The skills required by doctors in Gaza at this time extend far beyond surgery. Being calm in a crisis, able to adjust to the needs of the patient in front of you and adapt to the hospital’s resources – or lack of – are absolutely vital. Doctors and anaesthetists that rely on innovative surgical tools or drugs will only have so much impact in active war zones.

Consultant Anaesthetist and DNF Faculty Trainer, Professor Pete Mahoney, said:

“In conflict zones, there may not be reliable electricity, water or access to medical gases such as piped or cylinder oxygen. You need to be able to pivot and use something called ‘draw-over’ anaesthesia to deliver suitable medication. This is when the use of simple masks or a bag can be used to pull volatile agents (anaesthetic medications) into the patient’s body.

We also taught the Kuwaiti doctors how a simple anaesthesia machine can be constructed from components as they may need to build one in the field with whatever the hospital has. It is critical that humanitarian doctors are able to adapt.”

We know from our Faculty Lead in Palestine that doctors on the ground don’t always have the time or available tools to fix bones together with metal pins. To give doctors other options that require less equipment, we taught Kuwaiti doctors how to set bones with plaster casts, which can help breaks to heal in the absence of pins.

The British Ambassador to Kuwait, Mrs Belinda Lewis, said:

“The fact the UK government’s first partnership with the amazing David Nott Foundation took place in Kuwait is testament to the strong and productive relationship between our two countries. This combination of British and Kuwaiti expertise will undoubtedly support the medical response to the dreadful suffering in Gaza.

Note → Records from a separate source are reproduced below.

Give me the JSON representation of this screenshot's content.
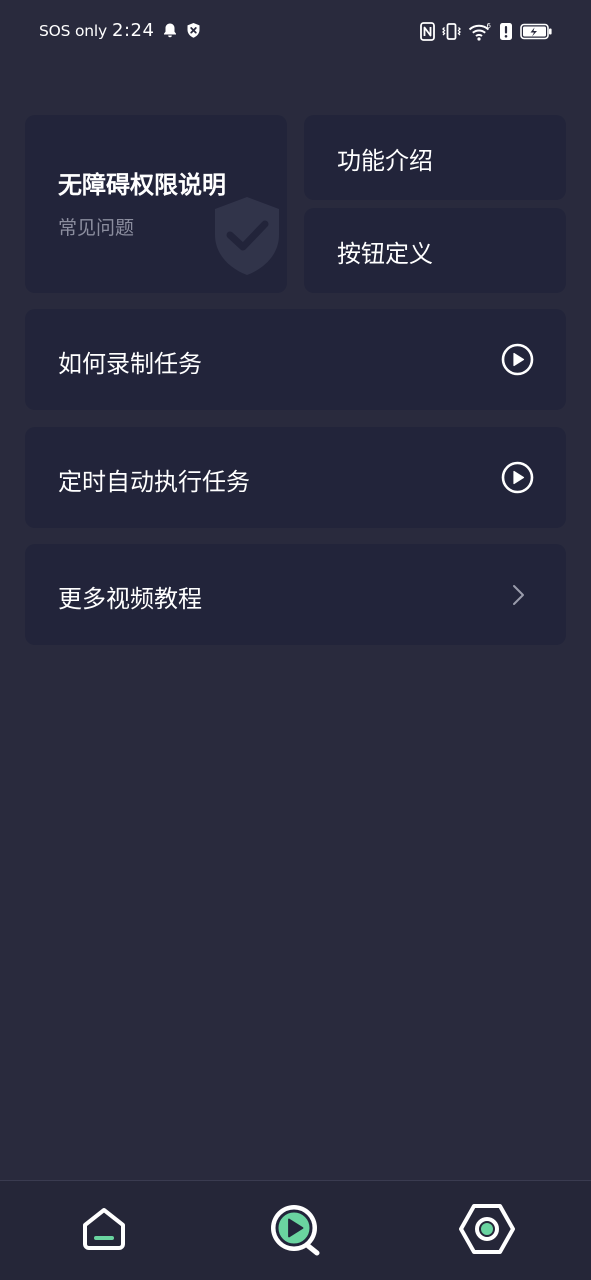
{
  "status_bar": {
    "carrier": "SOS only",
    "time": "2:24",
    "icons": [
      "bell-icon",
      "shield-x-icon",
      "nfc-icon",
      "vibrate-icon",
      "wifi-6-icon",
      "alert-icon",
      "battery-icon"
    ]
  },
  "cards": {
    "permission": {
      "title": "无障碍权限说明",
      "subtitle": "常见问题",
      "icon": "shield-check-icon"
    },
    "features_label": "功能介绍",
    "buttons_label": "按钮定义",
    "record_task_label": "如何录制任务",
    "scheduled_task_label": "定时自动执行任务",
    "more_videos_label": "更多视频教程"
  },
  "bottom_nav": {
    "items": [
      "home-icon",
      "tutorial-play-icon",
      "settings-hex-icon"
    ],
    "active_index": 1
  },
  "colors": {
    "background": "#292a3d",
    "card": "#22243a",
    "accent": "#6ad4a0",
    "muted_text": "#8b8d9e"
  }
}
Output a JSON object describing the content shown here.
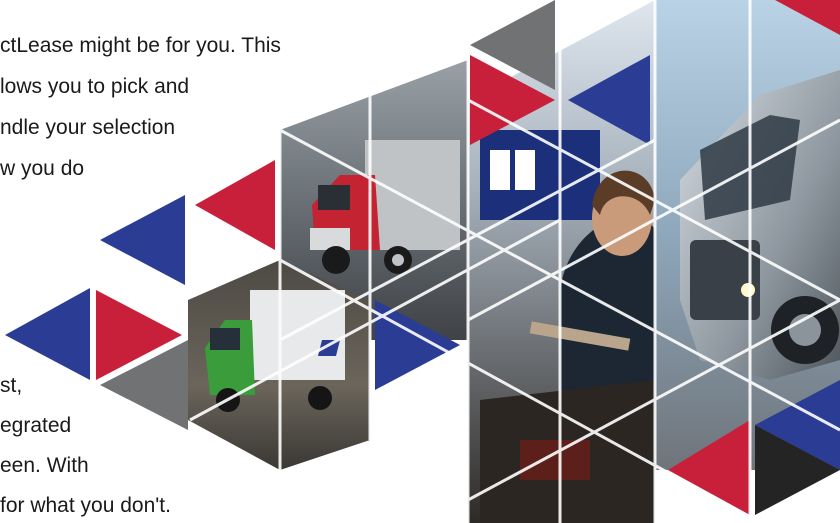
{
  "copy": {
    "paragraph_top": [
      "ctLease might be for you. This",
      "lows you to pick and",
      "ndle your selection",
      "w you do"
    ],
    "paragraph_bottom": [
      "st,",
      "egrated",
      "een. With",
      "for what you don't."
    ]
  },
  "photos": {
    "red_truck": "red box truck on road",
    "green_truck": "green box truck with logo",
    "mechanic": "mechanic working on engine",
    "silver_truck": "silver semi truck"
  },
  "colors": {
    "red": "#c8203a",
    "blue": "#2b3c94",
    "gray": "#707274",
    "black": "#242424"
  }
}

I am grateful for the assistance of a number of people in Kuwait who have helped me to bring in this expert team from the UK, and I would like to pay special thanks to Professor Ghassan Abu Sittar, veteran war surgeon and humanitarian, who first suggested this valuable partnership to me.”

President of the Kuwaiti Red Crescent Society and former Minister for Health in Kuwait, Dr Hilal Al Sayer, said:

“On behalf of the Kuwait Red Crescent Society, I extend my appreciation to the British Embassy for their facilitation of the training course throughout this process. I also extend our sincerest gratitude to the David Nott Foundation for their invaluable expertise. Their guidance has empowered our esteemed consultants with the skills needed to navigate the complexities of emergency medical care as volunteer medics in conflict zones whose dedication serves as a testament to the spirit of humanity that defines our National Society.

Last, but certainly not least, I extend my heartfelt thanks to the National Bank of Kuwait for their generous support, we are truly grateful for their partnership.

I am immensely proud of the collaboration that has characterized our time together and am confident that we will carry forward the lessons learned in our shared mission to serve humanity with compassion and expertise.”

Until we can support and upskill doctors on the ground in Gaza, we will continue to do all we can from a distance. The delivery of our surgical and new anaesthesia courses to Kuwaiti doctors who intend to enter Palestine as humanitarian volunteers, forms part of our unwavering commitment to the ongoing crisis.